▶ **Your instructions**: What you produce should be every line from the data that includes "system".

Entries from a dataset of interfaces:
_____
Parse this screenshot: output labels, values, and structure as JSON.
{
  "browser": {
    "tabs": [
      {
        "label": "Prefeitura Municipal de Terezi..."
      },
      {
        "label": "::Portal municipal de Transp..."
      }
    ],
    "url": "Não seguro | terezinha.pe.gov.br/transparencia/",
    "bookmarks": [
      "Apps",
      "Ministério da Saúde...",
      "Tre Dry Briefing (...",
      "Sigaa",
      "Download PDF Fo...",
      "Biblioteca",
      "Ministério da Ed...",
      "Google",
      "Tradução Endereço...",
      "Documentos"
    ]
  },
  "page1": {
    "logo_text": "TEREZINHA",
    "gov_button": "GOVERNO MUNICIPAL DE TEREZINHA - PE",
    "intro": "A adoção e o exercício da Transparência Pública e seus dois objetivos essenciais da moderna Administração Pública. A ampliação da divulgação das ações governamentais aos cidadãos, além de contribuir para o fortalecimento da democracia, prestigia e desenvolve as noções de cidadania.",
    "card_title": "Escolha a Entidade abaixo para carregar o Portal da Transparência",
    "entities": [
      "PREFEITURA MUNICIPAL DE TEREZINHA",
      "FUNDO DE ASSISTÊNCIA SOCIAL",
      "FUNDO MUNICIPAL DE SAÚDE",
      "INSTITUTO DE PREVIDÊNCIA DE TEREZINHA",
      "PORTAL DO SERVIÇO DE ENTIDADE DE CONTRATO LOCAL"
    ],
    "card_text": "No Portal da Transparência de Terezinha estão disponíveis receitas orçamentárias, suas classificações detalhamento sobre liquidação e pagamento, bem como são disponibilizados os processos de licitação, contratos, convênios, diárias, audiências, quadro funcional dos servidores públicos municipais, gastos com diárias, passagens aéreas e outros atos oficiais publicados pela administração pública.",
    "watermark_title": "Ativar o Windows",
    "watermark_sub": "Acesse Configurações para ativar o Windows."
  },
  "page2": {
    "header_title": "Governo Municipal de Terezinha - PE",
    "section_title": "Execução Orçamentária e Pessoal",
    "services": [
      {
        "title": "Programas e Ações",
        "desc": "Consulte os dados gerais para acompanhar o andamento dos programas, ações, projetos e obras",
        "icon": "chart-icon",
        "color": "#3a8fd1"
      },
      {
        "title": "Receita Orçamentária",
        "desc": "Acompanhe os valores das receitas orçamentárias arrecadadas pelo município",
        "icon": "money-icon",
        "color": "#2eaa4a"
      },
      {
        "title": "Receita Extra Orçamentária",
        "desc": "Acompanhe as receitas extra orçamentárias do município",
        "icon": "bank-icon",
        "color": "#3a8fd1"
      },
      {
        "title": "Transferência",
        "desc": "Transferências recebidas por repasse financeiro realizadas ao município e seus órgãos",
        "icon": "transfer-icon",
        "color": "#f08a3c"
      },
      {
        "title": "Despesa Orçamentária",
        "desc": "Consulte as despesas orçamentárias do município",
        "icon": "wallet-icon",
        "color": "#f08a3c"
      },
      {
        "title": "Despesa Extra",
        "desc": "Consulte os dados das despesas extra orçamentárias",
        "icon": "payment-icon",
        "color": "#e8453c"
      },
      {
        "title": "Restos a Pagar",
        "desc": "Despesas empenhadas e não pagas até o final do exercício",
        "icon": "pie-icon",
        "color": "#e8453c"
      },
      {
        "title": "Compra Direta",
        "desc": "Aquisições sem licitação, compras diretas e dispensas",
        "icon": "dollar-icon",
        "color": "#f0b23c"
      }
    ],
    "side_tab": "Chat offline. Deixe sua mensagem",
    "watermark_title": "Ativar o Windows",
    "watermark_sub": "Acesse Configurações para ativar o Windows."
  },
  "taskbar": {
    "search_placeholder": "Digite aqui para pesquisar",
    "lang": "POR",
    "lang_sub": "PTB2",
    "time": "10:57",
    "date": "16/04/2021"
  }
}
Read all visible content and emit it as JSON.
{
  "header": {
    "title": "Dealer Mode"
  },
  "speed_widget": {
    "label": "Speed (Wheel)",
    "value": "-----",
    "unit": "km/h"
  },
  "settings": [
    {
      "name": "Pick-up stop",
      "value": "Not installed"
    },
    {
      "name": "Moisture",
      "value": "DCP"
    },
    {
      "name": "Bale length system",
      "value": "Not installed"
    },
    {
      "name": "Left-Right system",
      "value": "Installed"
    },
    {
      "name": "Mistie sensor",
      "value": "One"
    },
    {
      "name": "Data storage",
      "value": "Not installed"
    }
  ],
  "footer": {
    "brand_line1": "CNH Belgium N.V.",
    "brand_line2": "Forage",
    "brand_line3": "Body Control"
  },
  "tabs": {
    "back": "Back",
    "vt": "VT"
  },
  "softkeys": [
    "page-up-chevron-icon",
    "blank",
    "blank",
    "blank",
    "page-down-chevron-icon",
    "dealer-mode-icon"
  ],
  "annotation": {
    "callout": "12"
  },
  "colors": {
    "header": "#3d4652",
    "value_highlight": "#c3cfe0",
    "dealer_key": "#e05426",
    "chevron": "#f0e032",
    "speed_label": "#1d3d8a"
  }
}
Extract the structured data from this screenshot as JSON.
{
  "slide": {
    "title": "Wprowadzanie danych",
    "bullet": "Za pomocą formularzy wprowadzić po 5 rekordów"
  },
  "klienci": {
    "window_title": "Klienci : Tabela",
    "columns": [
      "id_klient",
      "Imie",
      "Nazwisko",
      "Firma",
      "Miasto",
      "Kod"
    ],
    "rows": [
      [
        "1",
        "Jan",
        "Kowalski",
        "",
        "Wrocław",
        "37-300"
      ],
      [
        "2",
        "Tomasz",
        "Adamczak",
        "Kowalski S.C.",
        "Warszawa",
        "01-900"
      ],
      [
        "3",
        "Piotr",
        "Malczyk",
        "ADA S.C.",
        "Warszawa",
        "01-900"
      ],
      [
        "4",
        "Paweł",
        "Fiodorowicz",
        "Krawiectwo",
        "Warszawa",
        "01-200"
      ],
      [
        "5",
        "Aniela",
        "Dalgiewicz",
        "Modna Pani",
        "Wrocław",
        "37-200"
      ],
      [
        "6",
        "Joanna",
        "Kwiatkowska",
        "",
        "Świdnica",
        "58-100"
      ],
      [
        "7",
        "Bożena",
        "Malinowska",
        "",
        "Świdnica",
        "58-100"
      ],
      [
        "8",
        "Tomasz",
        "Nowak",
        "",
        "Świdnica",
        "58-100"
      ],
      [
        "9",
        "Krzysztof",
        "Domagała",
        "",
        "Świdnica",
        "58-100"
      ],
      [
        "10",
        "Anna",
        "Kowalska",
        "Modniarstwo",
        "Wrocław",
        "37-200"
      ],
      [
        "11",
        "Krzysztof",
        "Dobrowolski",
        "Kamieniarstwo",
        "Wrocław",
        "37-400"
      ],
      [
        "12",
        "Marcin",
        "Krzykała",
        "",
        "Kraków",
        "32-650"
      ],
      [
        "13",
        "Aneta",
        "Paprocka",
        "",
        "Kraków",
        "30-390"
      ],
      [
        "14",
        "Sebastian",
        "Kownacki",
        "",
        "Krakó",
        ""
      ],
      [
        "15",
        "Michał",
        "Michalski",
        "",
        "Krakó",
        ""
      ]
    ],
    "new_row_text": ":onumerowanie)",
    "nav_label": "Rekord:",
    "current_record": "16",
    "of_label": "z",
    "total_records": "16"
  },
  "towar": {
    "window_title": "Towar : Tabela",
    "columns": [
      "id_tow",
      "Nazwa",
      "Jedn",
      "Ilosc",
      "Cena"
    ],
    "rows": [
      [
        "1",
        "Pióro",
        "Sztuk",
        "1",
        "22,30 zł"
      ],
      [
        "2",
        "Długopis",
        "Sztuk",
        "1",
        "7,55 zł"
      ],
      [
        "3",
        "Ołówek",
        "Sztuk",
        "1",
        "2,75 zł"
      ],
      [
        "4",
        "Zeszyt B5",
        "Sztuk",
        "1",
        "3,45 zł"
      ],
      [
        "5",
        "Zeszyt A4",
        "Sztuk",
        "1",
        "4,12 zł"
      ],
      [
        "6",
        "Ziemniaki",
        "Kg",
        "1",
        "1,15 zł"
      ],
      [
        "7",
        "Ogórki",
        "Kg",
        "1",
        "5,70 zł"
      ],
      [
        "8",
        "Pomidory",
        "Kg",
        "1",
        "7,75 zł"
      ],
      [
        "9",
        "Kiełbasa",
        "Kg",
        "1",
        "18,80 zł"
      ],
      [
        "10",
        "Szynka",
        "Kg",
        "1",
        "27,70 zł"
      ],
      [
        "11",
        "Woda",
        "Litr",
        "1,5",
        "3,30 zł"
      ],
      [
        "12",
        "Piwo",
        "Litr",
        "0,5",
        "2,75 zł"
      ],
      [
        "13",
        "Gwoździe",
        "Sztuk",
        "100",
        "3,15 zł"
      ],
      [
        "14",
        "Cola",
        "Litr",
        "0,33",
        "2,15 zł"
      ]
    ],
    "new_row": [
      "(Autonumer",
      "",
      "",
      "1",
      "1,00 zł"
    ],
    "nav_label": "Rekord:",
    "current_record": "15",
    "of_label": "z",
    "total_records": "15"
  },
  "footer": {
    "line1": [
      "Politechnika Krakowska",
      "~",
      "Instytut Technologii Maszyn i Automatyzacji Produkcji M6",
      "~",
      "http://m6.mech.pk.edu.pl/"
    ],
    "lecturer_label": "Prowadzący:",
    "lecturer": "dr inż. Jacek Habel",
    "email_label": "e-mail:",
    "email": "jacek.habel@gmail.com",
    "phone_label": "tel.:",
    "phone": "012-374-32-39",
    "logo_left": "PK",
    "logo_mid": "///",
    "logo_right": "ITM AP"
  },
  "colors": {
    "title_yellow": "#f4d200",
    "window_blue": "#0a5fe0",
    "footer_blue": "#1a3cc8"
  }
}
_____
▶ **Solution**:
      "name": "Bale length system",
      "name": "Left-Right system",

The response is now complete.